Murphy is superb as wise-cracking street hustler Billy Ray Valentine, who is lifted out of the gutter by super-rich schemers Randolph (Ralph Bellamy) and Mortimer Duke (Don Ameche) and unwittingly trades places with pampered commodities executive Louis Winthorpe III (a career-best turn by Ackroyd) to satisfy a bet over nature vs nurture.

Trading Places

Winthorpe affirms Randolph’s suspicion that he would “take to crime like a fish to water” if stripped of everything he holds dear by infiltrating the Duke’s Christmas party dressed as Santa Claus to frame Valentine, whom he holds responsible for his plight. When that backfires he’s left with nothing but a whisky bottle and a gun.

Landis earlier emphasises just how far Winthorpe has fallen (and makes a sly observation of how the poor might as well not exist in the eyes of the super-rich) by having him stand outside a restaurant getting pissed on by rain and dolefully looking in as Valentine hits it off at a business dinner.

Trading Places

Valentine, meanwhile, sees the Duke’s true colours when he overhears them gleefully discussing their “scientific experiment” and their illegal plans to corner the frozen concentrated orange juice market.

Perceiving that “the best way you hurt rich people is by turning them into poor people”, Valentine and Winthorpe team up to hit the Duke’s where it hurts.

Trading Places

Not for nothing is the film set in Philadelphia – the birthplace of the US Constitution where the idealism of equality and opportunity for all is thrown into stark relief by the opening credits which cut between the lowly 99% and super-rich as the city starts another day.

Just as in the comedies of Preston Sturges and Frank Capra, Trading Places has an old fashioned charm and a resonant political and societal message etched into each frame.

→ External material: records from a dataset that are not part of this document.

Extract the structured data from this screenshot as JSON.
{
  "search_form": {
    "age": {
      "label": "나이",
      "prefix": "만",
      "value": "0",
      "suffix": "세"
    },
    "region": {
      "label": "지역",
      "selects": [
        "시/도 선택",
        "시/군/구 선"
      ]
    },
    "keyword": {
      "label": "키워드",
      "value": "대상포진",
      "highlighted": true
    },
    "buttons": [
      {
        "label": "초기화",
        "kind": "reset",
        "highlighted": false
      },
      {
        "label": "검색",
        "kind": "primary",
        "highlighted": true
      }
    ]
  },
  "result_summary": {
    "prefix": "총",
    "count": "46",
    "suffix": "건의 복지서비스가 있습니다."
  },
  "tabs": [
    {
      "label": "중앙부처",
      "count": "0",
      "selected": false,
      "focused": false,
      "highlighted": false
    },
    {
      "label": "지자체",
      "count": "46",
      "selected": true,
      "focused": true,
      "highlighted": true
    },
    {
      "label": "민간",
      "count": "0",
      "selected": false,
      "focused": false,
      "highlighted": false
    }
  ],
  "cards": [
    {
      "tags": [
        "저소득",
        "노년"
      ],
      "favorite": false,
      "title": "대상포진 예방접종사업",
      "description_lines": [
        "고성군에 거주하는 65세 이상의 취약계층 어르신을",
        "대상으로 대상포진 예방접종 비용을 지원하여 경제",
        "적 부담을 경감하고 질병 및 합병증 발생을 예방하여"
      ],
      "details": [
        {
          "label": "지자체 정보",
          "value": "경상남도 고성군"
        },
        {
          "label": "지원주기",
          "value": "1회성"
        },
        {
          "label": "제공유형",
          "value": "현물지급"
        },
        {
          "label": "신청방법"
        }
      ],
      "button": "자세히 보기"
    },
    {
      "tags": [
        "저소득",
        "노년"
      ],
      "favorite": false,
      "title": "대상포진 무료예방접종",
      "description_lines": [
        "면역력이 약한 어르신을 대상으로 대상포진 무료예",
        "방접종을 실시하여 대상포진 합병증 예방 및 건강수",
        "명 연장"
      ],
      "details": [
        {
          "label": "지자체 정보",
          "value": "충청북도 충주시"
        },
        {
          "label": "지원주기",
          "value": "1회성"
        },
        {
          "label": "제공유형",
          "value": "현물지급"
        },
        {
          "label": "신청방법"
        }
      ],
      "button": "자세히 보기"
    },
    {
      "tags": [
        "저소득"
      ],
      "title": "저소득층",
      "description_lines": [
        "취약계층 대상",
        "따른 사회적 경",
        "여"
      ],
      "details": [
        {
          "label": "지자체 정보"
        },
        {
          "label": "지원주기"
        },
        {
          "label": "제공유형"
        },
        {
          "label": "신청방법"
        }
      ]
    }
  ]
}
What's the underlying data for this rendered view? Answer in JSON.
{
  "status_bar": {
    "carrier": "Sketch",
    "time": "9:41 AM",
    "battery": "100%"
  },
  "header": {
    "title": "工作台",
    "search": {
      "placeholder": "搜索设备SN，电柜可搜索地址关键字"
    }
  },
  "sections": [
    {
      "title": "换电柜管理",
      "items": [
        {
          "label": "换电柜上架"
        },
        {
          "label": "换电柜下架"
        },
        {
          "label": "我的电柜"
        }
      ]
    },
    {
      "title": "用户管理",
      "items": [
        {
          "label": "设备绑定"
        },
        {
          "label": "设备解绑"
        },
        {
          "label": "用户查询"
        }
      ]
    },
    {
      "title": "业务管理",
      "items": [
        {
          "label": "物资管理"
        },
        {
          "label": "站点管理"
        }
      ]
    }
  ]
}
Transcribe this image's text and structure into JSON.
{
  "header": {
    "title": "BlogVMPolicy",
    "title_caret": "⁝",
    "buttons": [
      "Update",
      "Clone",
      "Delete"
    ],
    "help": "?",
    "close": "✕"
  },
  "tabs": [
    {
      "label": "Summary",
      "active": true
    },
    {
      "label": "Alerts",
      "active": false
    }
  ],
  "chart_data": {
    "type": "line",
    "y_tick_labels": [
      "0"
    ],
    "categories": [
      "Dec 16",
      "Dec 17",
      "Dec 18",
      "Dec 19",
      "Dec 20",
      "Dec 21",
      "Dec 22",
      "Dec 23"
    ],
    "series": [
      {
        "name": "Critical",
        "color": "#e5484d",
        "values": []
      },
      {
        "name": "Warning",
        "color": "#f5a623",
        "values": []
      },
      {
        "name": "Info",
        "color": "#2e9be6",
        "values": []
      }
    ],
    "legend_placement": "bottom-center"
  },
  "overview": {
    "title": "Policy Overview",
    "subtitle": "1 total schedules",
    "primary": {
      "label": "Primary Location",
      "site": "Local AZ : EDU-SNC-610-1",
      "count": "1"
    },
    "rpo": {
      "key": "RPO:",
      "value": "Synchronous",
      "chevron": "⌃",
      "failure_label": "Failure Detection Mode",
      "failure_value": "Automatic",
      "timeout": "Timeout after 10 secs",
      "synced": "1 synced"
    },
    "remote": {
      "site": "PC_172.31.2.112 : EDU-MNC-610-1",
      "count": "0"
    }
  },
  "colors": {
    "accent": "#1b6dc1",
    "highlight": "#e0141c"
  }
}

It also just goes to show how little has changed when a 30-year-old satirical comedy lampooning the unfettered capitalism and rampant hubris of Reagan-era big business feels as timely now as it did then.